Throughout the course of her short time in the apartment, she says she used verbal and non-verbal cues to indicate how uncomfortable and distressed she was. “Most of my discomfort was expressed in me pulling away and mumbling. I know that my hand stopped moving at some points,” she said. “I stopped moving my lips and turned cold.”

Whether Ansari didn’t notice Grace’s reticence or knowingly ignored it is impossible for her to say. “I know I was physically giving off cues that I wasn’t interested. I don’t think that was noticed at all, or if it was, it was ignored.”

After Grace collected herself in the bathroom, she said the pressuring continued.

"He sat back and pointed to his penis and motioned for me to go down on him. And I did. I think I just felt really pressured. It was literally the most unexpected thing I thought would happen at that moment because I told him I was uncomfortable," she told the magazine.

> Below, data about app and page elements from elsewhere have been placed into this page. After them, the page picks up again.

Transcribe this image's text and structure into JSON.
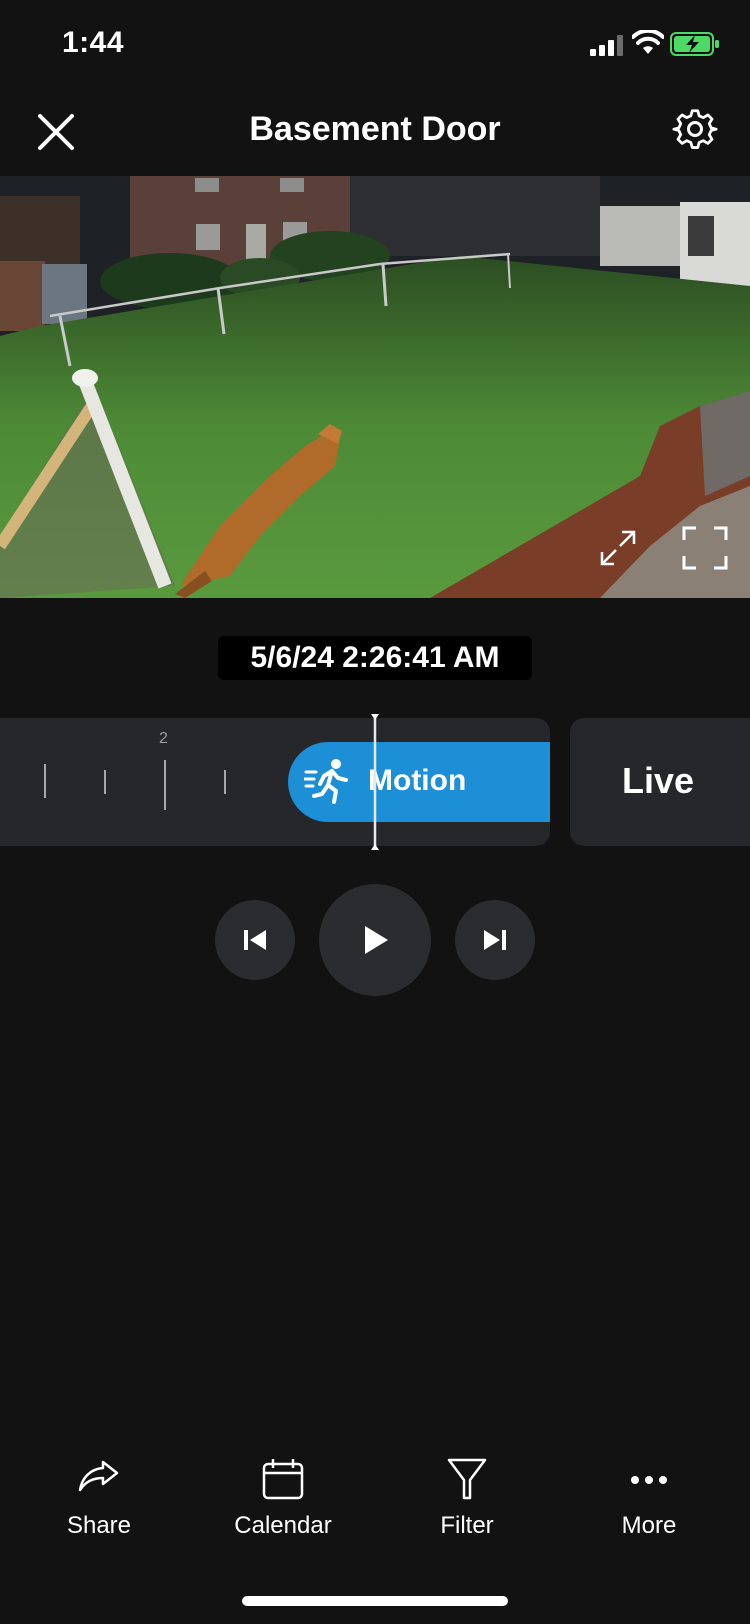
{
  "status_bar": {
    "time": "1:44",
    "battery_color": "#4cd964"
  },
  "header": {
    "title": "Basement Door"
  },
  "video": {
    "description_icons": [
      "expand-icon",
      "fullscreen-icon"
    ]
  },
  "timestamp": "5/6/24 2:26:41 AM",
  "timeline": {
    "tick_label": "2",
    "event_label": "Motion",
    "event_color": "#1d8fd6",
    "live_label": "Live"
  },
  "controls": {
    "icons": [
      "previous-icon",
      "play-icon",
      "next-icon"
    ]
  },
  "bottom_nav": {
    "items": [
      {
        "label": "Share",
        "icon": "share-icon"
      },
      {
        "label": "Calendar",
        "icon": "calendar-icon"
      },
      {
        "label": "Filter",
        "icon": "filter-icon"
      },
      {
        "label": "More",
        "icon": "more-icon"
      }
    ]
  }
}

"It took a really long time for me to validate this as sexual assault," said Grace. "I believe that I was taken advantage of by Aziz. I was not listened to and ignored. It was by far the worst experience with a man I’ve ever had."

The 23-year-old provided text messages to Babe, showing that she told Ansari he ignored her "clear non-verbal cues" and she was uncomfortable.

"I’m so sad to hear this," the comic responded via text. "Clearly, I misread things in the moment and I’m truly sorry."

Ansari said, via a statement issued on Monday, that to him, the experience was "completely consensual."

"In September of last year, I met a woman at a party. We exchanged numbers. We texted back and forth and eventually went on a date. We went out to dinner, and afterwards we ended up engaging in sexual activity, which by all indications was completely consensual," writes Ansari.

"The next day, I got a text from her saying that although 'it may have seemed okay,' upon further reflection, she felt uncomfortable. It was true that everything did seem okay to me, so when I heard that it was not the case for her, I was surprised and concerned. I took her words to heart and responded privately after taking the time to process what she had said," Ansari added.

"I continue to support the movement that is happening in our culture. It is necessary and long overdue," he said.

The account from Grace reads like an awkward sexual encounter with an entitled celebrity. It does not read like an account of sexual assault. And, according to Ansari, the sexual experience was "completely consensual."

But, the thing is, by the standards advocated by Ansari, all women should be believed, right? "Time's Up" on sexual predators like Ansari, right? Why does he, a male in the top 1%, get to invalidate a woman's "experience"?

Maybe Ansari, who has used the trendy anti-sexual harassment groundswell to help manufacture his woke celebrity, will learn that being critical of the movement's excesses is necessary; that the standards we are setting for "assault" are flawed; that your wokeness might come full circle and devour you.